I have no doubt that Chet will struggle against physical centers who like to impose their will on the game. The likes of Jonas Valanciunas, Steven Adams and Nikola Jokic should have the advantage in these match-ups but whether Holmgren’s lack of muscle is exploited is a different thing entirely.
Teams rarely rely on post-ups to generate good offense in today’s league. The Philadelphia 76ers have an elite post-up player in Joel Embiid but last season, Embiid spent most of his on-court minutes hovering around the nail.
It was an efficient offensive zone for Embiid where he could score and keep his teammates involved without taking a bruising on a nightly basis. Doc Rivers chose to run the 76ers’ offense in that fashion as it was a good way of keeping Embiid healthy for the postseason. With all of this in mind, I would say that the chances of Chet Holmgren getting overwhelmed in the post are relatively slim.
As options go, Chet Holmgren is the perfect candidate to be the Thunder’s starting center and should provide Coach Daigneault with a lot more versatility.
The other exciting addition is Cason Wallace, the rookie from Kentucky. The Thunder traded for Wallace on draft night as a way of adding another shot-creator who fits the Thunder’s defensive principles to a tee.
While Wallace is more than capable of running the offense, I do not think this will be his role on the Thunder. Oklahoma City already have two players in Shai Gilgeous-Alexander and Josh Giddey who are best with the ball in their hands.
Coach Daigneault has tended to be quite egalitarian with his bench unit over the last few seasons. The ball’s energy and the floor spacing dictates the flow of the offense. It is one of the reasons why the Thunder have prioritised adding players who can join the dots and organise the game.
Wallace does not currently possess the explosive burst not the craftiness to consistently beat guys off the bounce but he is a thoughtful ball mover who finds the open man near faultlessly. To use a soccer comparison, Cason Wallace is less Bruno Fernandes and more Mateo Kovacic.

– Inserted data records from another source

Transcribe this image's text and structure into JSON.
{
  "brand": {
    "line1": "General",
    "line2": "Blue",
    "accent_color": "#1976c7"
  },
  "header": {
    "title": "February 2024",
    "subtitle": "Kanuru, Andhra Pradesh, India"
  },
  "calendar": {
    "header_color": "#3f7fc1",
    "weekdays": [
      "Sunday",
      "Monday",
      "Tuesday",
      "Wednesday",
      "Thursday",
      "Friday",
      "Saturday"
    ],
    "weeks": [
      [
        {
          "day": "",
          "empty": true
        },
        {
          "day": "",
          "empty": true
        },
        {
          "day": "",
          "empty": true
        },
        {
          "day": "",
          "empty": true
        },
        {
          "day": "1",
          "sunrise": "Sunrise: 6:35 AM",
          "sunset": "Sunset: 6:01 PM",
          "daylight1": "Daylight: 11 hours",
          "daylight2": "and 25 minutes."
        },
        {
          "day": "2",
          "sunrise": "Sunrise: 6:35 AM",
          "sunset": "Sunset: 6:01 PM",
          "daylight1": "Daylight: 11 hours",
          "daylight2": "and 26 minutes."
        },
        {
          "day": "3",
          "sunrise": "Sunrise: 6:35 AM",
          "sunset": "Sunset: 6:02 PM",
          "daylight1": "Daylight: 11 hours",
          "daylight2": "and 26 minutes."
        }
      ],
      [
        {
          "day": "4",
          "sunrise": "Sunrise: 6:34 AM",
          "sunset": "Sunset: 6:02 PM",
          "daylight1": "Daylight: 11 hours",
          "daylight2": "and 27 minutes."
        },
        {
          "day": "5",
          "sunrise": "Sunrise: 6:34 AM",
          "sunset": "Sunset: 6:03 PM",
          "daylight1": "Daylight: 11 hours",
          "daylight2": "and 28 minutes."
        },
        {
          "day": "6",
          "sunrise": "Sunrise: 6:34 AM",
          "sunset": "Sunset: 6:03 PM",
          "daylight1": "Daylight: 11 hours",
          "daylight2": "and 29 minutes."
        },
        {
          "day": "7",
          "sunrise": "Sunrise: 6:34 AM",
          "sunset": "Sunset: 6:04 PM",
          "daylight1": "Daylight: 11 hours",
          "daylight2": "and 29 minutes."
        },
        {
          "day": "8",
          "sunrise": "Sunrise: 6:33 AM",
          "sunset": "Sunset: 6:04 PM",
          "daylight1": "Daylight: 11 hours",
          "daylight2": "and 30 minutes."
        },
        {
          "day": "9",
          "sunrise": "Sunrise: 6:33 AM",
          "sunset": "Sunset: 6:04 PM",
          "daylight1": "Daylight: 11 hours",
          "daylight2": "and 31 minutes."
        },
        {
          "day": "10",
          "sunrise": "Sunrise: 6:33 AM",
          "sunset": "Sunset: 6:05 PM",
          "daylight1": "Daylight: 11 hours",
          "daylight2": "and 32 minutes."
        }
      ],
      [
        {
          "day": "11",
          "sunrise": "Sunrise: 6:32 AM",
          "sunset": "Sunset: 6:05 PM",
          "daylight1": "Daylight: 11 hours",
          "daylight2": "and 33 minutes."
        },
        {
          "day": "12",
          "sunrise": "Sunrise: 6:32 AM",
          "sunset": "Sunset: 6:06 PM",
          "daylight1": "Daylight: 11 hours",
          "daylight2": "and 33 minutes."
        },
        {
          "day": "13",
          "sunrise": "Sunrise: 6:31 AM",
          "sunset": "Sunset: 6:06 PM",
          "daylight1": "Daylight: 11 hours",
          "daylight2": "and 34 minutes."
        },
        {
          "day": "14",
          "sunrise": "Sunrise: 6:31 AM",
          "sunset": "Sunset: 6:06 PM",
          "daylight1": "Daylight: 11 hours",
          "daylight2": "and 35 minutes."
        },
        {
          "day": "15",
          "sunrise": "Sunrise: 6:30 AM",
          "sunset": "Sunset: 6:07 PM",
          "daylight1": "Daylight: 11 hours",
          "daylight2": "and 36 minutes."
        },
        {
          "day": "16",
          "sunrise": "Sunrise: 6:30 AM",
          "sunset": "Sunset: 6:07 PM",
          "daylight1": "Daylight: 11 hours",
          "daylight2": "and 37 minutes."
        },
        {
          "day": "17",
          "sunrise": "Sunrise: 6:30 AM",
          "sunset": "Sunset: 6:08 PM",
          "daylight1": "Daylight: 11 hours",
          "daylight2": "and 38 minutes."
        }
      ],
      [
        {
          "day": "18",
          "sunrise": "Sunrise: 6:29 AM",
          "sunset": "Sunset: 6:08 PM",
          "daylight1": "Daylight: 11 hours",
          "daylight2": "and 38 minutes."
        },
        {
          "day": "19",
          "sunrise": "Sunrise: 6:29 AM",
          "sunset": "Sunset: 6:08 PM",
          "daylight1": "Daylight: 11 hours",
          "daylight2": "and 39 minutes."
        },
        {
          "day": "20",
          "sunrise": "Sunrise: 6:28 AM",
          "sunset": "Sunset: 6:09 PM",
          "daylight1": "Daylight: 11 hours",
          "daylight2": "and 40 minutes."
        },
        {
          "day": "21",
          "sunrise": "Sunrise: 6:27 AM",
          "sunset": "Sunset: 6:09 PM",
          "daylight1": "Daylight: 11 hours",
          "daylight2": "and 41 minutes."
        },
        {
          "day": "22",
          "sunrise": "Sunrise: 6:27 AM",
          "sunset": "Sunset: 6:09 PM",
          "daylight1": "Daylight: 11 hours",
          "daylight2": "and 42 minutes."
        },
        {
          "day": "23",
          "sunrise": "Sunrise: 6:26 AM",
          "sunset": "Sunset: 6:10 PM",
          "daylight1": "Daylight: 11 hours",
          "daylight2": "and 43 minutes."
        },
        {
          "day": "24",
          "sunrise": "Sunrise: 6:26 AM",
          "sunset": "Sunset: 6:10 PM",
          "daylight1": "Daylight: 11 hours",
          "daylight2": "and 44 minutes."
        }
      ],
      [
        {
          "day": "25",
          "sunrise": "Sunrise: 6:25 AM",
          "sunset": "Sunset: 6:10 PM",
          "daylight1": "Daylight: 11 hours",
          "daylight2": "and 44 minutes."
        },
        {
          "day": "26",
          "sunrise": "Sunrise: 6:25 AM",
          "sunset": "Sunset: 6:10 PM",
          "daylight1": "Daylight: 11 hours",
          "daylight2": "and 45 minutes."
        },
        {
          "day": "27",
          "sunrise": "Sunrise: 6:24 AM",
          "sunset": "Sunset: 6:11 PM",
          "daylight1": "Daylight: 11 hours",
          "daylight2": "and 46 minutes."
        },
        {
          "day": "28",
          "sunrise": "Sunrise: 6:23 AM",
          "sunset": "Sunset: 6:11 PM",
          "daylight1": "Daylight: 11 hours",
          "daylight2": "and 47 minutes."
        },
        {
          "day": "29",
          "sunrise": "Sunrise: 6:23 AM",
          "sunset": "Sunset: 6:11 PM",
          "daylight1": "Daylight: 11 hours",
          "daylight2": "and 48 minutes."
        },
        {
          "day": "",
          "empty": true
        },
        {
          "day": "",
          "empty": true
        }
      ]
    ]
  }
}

Wallace will rarely play the defense splitting pass but he is very good at wearing teams down and gradually breaking their rotations through constant precise passing.
The less glamorous end of the floor is where Cason Wallace become exciting. Cason is an excellent screen navigator who gets skinny at a moment’s notice and does not allow his assignment a moment to think. Wallace supplements his suffocating man to man defense with active, accurate hands. Cason averaged 2.0 steals per game in college and displayed a proficiency for knocking the ball out of the ball-handler’s hands.
Last season, the Thunder’s defense flicked between two extremes. In transition and semi-transition, Oklahoma City were active in hunting for steals and trying to turn the other team over for easy scores.
If the opposing team was able to play through the press, the Thunder’s focus on defense was to make the shot clock long and grind the offensive possession out. Having a player like Wallace on this roster allows the Thunder to move more seamlessly between the two concepts and manufacture half-court turnovers.
These two additions allow Daigneault to put lineups out on the floor who can press the ball for all 48 minutes of the game. Wallace will be invaluable as a point of attack option and I would not be surprised to see him pick up some of Dort’s defensive duties as the season rolls on. Holmgren’s size and defensive instincts will allow the Thunder to control space more effectively and make each possession a mud fight.